LONDON (Rahnuma): The Arab coalition fighting to restore the Yemeni government has referred to judicial authorities several cases in which the operations violated international humanitarian law.
The investigative procedures, including documents and evidence, have been sent to coalition member nations to ensure those responsible are held accountable, said coalition spokesman Col. Turki Al-Maliki.
“The coalition affirms its commitment to the rules and provisions of international humanitarian law and holds violators…accountable in accordance with the regulations of each coalition state,” Al-Maliki added.
The incidents include a strike in August 2016 on a hospital that works with Doctors Without Borders, in which 16 people were killed, and an attack in 2018 on a wedding ceremony in Bani Qayis that left 20 dead. A third incident, also in 2018, involved an airstrike on a bus in Dahyan that killed more than 40 schoolchildren.
The Joint Incident Assessment Team, an investigative body set up by the coalition, has referred 182 cases to judicial authorities and discovered breaches of rules in 22 investigations.
The Arab coalition, which is fighting to restore the government of President Abed Rabbo Mansour Hadi, includes Saudi Arabia, the UAE, Egypt and Bahrain. It has been battling the Iran-backed Houthi militia in Yemen since 2015.
A coalition source said the killing of Iran’s top military commander in a US drone attack in Iraq last month has increased the chances of peace in Yemen. Gen. Qassem Soleimani, the head of Iran’s Quds Force, had “supported the Houthis with advanced military capabilities” the official said. Iran’s Islamic Revolutionary Guard Corps have used Yemen as a testing ground for its drones and ballistic missiles, the source added.

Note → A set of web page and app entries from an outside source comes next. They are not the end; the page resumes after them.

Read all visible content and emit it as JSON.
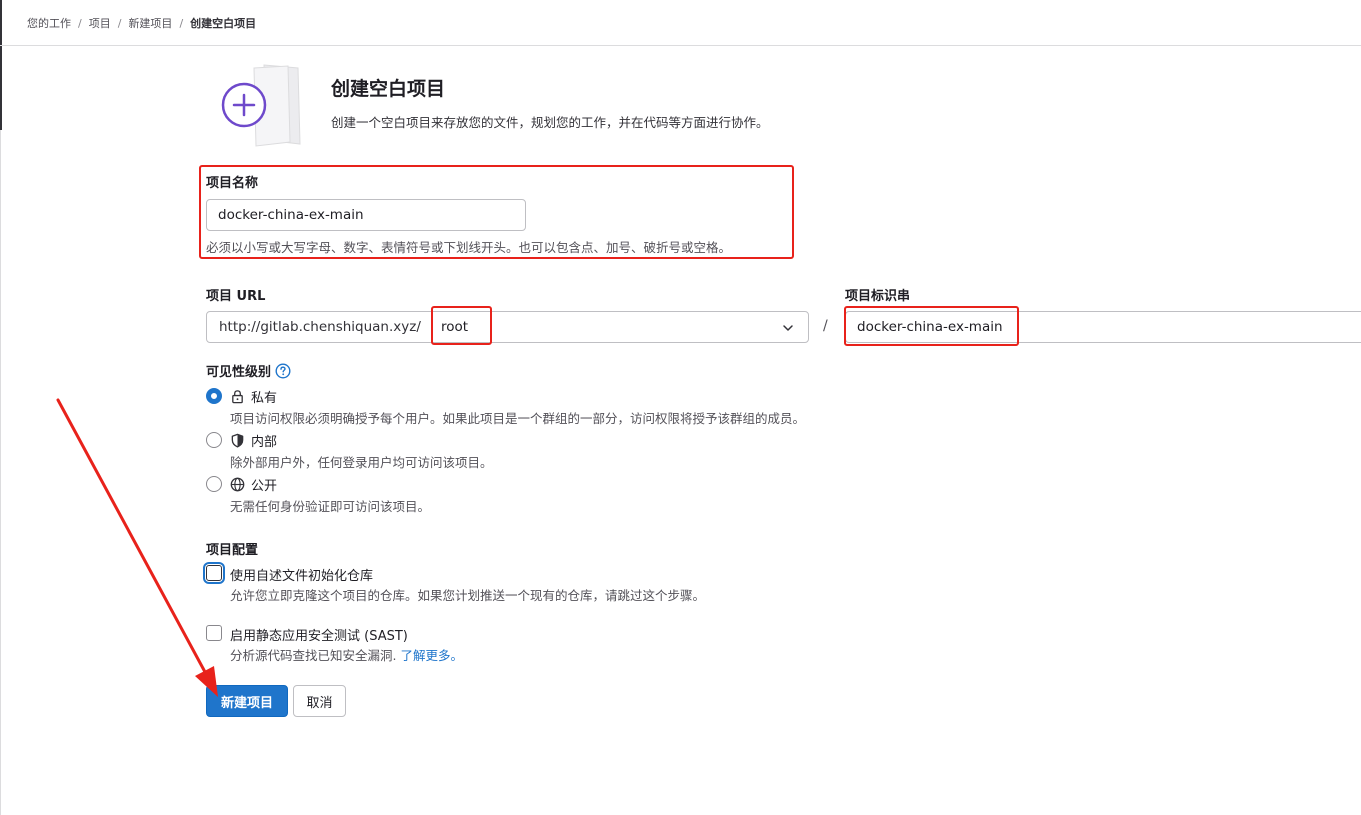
{
  "breadcrumb": {
    "items": [
      "您的工作",
      "项目",
      "新建项目",
      "创建空白项目"
    ],
    "separator": "/"
  },
  "header": {
    "title": "创建空白项目",
    "description": "创建一个空白项目来存放您的文件，规划您的工作，并在代码等方面进行协作。"
  },
  "project_name": {
    "label": "项目名称",
    "value": "docker-china-ex-main",
    "help": "必须以小写或大写字母、数字、表情符号或下划线开头。也可以包含点、加号、破折号或空格。"
  },
  "project_url": {
    "label": "项目 URL",
    "prefix": "http://gitlab.chenshiquan.xyz/",
    "namespace": "root",
    "separator": "/"
  },
  "project_slug": {
    "label": "项目标识串",
    "value": "docker-china-ex-main"
  },
  "visibility": {
    "label": "可见性级别",
    "options": [
      {
        "label": "私有",
        "icon": "lock-icon",
        "description": "项目访问权限必须明确授予每个用户。如果此项目是一个群组的一部分，访问权限将授予该群组的成员。",
        "checked": true
      },
      {
        "label": "内部",
        "icon": "shield-icon",
        "description": "除外部用户外，任何登录用户均可访问该项目。",
        "checked": false
      },
      {
        "label": "公开",
        "icon": "globe-icon",
        "description": "无需任何身份验证即可访问该项目。",
        "checked": false
      }
    ]
  },
  "project_config": {
    "label": "项目配置",
    "options": [
      {
        "label": "使用自述文件初始化仓库",
        "description": "允许您立即克隆这个项目的仓库。如果您计划推送一个现有的仓库，请跳过这个步骤。",
        "checked": false
      },
      {
        "label": "启用静态应用安全测试 (SAST)",
        "description": "分析源代码查找已知安全漏洞.",
        "link": "了解更多。",
        "checked": false
      }
    ]
  },
  "actions": {
    "create": "新建项目",
    "cancel": "取消"
  },
  "colors": {
    "accent": "#1f75cb",
    "annotation": "#e8221b",
    "illustration": "#6e49cb"
  }
}
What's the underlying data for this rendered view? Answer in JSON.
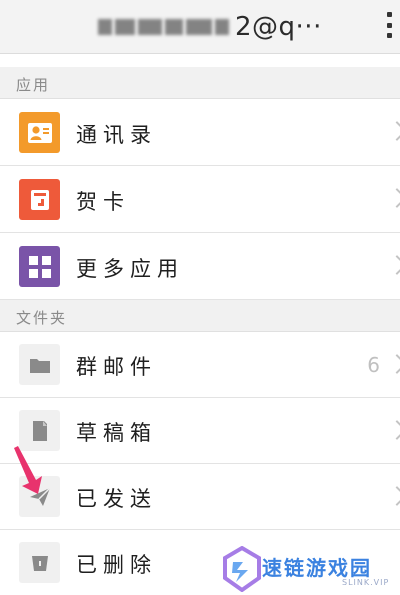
{
  "header": {
    "account_visible": "2@q···"
  },
  "sections": {
    "apps": "应用",
    "folders": "文件夹"
  },
  "apps": [
    {
      "label": "通讯录",
      "icon": "contacts-icon",
      "color": "#f39a2b"
    },
    {
      "label": "贺卡",
      "icon": "greeting-card-icon",
      "color": "#ee5a3a"
    },
    {
      "label": "更多应用",
      "icon": "more-apps-icon",
      "color": "#7a54a8"
    }
  ],
  "folders": [
    {
      "label": "群邮件",
      "icon": "folder-icon",
      "count": "6"
    },
    {
      "label": "草稿箱",
      "icon": "draft-icon"
    },
    {
      "label": "已发送",
      "icon": "sent-icon"
    },
    {
      "label": "已删除",
      "icon": "trash-icon"
    }
  ],
  "watermark": {
    "title": "速链游戏园",
    "subtitle": "SLINK.VIP"
  },
  "colors": {
    "pointer": "#e8336d",
    "watermark": "#3b82e0"
  }
}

The coalition said that the Houthi militia have launched 300 ballistic missiles and shells into Saudi Arabia, killing 116 Saudis and expatriates.
Speaking on Monday during a visit to the UK, Saudi Arabia’s ambassador to Yemen, Mohammed Al-Jaber, said there is a lot of misunderstanding and miscommunication among the British public about Saudi efforts to support Yemen and restore the country’s government, security and stability.
He said the Kingdom is also supporting Yemen through humanitarian operations, and economic aid and development.
“We would like to explain our facts on the ground to the people of the UK,” Al-Jaber told Arab News.
The ambassador, along with Al-Maliki and delegations from the King Salman Humanitarian and Relief Center and the Saudi Development and Reconstruction Program for Yemen, are visiting the UK to highlight the work of the Kingdom and the coalition in Yemen.
Helen Alderson, from the International Committee of the Red Cross, said the solution to the Yemen conflict must be a political solution.
“We would like to see the fighting stop and for people to be able to go back to their lives, for rehabilitation of the services, the systems and the structures, for them to be able to start working again and for people to go back to normal and peaceful lives,” she said.